Task details
Present exactly, and only, the lines running from the line that contains "What's the underlying" through the end of the entries below.

Information provided

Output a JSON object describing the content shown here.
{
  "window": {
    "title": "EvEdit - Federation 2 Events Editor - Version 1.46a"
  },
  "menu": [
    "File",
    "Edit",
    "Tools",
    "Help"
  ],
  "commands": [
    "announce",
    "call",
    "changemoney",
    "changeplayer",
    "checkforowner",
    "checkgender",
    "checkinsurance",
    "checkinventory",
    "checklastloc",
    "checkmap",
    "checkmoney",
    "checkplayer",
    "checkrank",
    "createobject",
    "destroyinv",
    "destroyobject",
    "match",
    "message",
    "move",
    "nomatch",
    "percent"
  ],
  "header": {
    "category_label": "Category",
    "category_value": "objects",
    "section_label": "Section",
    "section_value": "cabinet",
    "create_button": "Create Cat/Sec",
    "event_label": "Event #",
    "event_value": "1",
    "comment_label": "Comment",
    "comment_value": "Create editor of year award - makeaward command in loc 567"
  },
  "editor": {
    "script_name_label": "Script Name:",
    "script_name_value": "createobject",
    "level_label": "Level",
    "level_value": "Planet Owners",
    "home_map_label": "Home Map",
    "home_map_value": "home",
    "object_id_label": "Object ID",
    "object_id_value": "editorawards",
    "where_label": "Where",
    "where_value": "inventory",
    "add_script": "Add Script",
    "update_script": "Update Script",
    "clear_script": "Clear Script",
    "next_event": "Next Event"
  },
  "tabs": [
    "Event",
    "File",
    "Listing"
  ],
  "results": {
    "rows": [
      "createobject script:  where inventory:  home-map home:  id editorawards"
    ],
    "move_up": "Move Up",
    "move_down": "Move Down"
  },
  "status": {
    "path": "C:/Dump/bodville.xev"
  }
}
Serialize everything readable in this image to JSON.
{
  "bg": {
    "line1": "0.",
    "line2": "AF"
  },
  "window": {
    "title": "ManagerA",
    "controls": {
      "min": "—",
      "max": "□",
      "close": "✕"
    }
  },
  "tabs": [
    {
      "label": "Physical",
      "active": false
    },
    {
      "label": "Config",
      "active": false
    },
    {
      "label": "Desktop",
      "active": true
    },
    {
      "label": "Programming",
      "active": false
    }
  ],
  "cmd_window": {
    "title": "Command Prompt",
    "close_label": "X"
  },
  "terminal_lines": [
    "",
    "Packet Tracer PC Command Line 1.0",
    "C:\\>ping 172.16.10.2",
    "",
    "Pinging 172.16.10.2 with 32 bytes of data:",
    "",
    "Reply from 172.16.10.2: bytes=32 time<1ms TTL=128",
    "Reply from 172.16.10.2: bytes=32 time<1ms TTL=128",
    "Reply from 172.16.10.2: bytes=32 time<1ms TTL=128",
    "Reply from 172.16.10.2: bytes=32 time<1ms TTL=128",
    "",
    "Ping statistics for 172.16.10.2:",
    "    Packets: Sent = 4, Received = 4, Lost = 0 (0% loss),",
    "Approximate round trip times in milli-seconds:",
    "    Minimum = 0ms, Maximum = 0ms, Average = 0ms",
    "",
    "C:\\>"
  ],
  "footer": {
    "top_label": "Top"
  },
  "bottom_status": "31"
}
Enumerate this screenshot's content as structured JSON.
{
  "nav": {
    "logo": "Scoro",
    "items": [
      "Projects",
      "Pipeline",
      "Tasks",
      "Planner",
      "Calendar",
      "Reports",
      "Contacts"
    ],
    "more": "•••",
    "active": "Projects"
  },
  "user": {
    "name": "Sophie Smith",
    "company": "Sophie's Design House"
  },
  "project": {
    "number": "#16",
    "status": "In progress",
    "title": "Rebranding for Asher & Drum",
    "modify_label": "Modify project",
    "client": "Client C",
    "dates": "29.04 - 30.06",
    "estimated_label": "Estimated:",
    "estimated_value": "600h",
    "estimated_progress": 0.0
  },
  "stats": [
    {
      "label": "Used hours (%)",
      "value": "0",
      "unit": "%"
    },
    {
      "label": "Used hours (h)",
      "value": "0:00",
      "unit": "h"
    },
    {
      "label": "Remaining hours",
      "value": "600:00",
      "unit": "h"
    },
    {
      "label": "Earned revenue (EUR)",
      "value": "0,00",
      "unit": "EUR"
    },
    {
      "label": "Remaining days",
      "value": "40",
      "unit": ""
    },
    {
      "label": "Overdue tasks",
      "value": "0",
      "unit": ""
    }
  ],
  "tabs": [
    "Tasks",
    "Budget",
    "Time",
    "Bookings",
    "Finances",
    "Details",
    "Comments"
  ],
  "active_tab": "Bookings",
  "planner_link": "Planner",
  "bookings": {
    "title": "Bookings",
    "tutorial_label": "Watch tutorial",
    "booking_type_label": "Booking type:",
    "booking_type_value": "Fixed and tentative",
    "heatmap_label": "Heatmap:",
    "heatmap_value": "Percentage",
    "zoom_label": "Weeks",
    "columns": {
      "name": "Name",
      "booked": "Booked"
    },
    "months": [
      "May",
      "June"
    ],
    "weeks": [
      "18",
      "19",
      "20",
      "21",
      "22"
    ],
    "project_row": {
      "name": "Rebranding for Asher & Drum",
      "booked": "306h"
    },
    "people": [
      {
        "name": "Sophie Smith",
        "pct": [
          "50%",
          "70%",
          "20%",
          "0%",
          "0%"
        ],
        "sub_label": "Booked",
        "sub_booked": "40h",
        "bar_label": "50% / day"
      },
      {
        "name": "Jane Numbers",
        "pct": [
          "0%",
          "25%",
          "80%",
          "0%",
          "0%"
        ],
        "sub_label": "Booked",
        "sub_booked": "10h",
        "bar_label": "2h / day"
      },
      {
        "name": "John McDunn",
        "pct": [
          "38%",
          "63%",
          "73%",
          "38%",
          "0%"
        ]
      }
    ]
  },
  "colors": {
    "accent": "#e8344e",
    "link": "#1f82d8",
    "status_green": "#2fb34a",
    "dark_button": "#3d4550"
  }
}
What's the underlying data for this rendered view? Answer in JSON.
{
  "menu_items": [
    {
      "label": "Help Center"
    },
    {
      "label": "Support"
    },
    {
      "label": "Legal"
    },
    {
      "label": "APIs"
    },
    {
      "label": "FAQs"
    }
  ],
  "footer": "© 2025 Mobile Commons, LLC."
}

Written answer
What's the underlying data for this rendered view? Answer in JSON.
{
  "menu_items": [
    {
      "label": "Help Center"
    },
    {
      "label": "Support"
    },
    {
      "label": "Legal"
    },
    {
      "label": "APIs"
    },
    {
      "label": "FAQs"
    }
  ],
  "footer": "© 2025 Mobile Commons, LLC."
}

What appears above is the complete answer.